NEW YORK (GenomeWeb News) - BioNanomatrix and Complete Genomics said yesterday that they have formed a joint venture that will share an $8.8 million grant from the US National Institute of Standards and Technology to develop technology that will be able to sequence a human genome in eight hours for less than $100.
The five-year matching grant was awarded under NIST's Advanced Technology Program. The companies estimate the total project cost to be around $17.8 million, and said they plan to provide the additional funds to complete the project.
The proposed sequencing platform will use Complete Genomics’ sequencing chemistry and BioNanomatrix’ nanofluidic technology. The companies said they plan to adapt DNA sequencing chemistry with “linearized nanoscale DNA imaging”to create a system that can read DNA sequences longer than 100,000 bases quickly and with accuracy “exceeding the current industry standard.”

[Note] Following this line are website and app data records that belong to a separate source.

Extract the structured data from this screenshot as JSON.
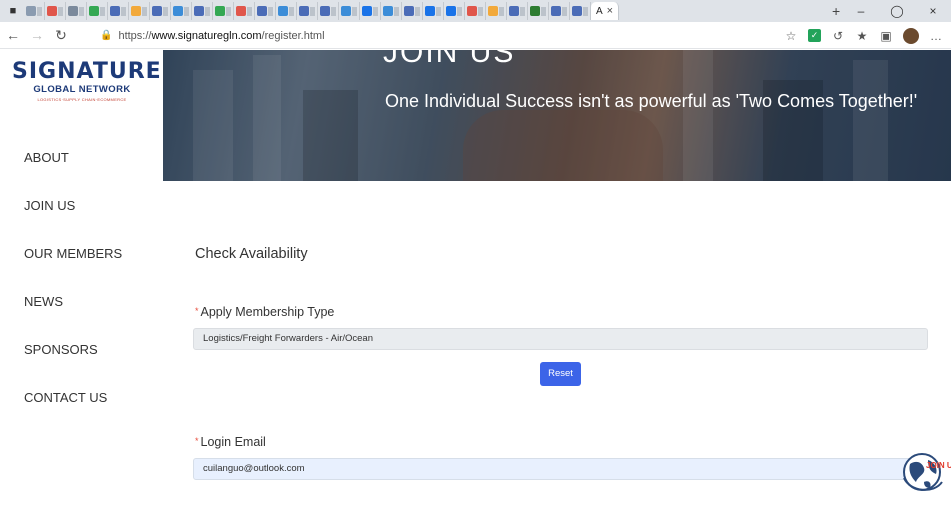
{
  "browser": {
    "active_tab_label": "A",
    "url_prefix": "https://",
    "url_host": "www.signaturegln.com",
    "url_path": "/register.html",
    "tab_favicons": [
      "#8a9bb0",
      "#e0564b",
      "#7b8a9c",
      "#34a853",
      "#4b6cb7",
      "#f2a93b",
      "#4b6cb7",
      "#3c8dd8",
      "#4b6cb7",
      "#34a853",
      "#e0564b",
      "#4b6cb7",
      "#3c8dd8",
      "#4b6cb7",
      "#4b6cb7",
      "#3c8dd8",
      "#1a73e8",
      "#3c8dd8",
      "#4b6cb7",
      "#1a73e8",
      "#1a73e8",
      "#e0564b",
      "#f2a93b",
      "#4b6cb7",
      "#2e7d32",
      "#4b6cb7",
      "#4b6cb7"
    ]
  },
  "logo": {
    "line1": "SIGNATURE",
    "line2": "GLOBAL NETWORK",
    "line3": "LOGISTICS·SUPPLY CHAIN·ECOMMERCE"
  },
  "menu": [
    "ABOUT",
    "JOIN US",
    "OUR MEMBERS",
    "NEWS",
    "SPONSORS",
    "CONTACT US"
  ],
  "hero": {
    "title": "JOIN US",
    "subtitle": "One Individual Success isn't as powerful as 'Two Comes Together!'"
  },
  "form": {
    "section_title": "Check Availability",
    "membership_label": "Apply Membership Type",
    "membership_value": "Logistics/Freight Forwarders - Air/Ocean",
    "reset_label": "Reset",
    "email_label": "Login Email",
    "email_value": "cuilanguo@outlook.com",
    "required_mark": "*"
  },
  "badge": {
    "text": "JOIN U"
  },
  "colors": {
    "brand_blue": "#1d3a78",
    "button": "#3c64e8",
    "required": "#e74c3c"
  }
}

Next-generation sequencing technologies have lowered the cost of sequencing the three billion base pairs in the human genome to around $100,000, and the companies noted in a statement that there have been recent “advances that promise to reduce this cost significantly in the coming years, down to as little as $1,000 per individual.”
However, they noted, “no one has previously targeted a price point that would make it possible to sequence everyone's genome."
Earlier this week, BioNanomatrix said that it had received a $200,000 grant from the National Cancer Institute to develop a nanofluidics technology for cell fractionation in partnership with Princeton University.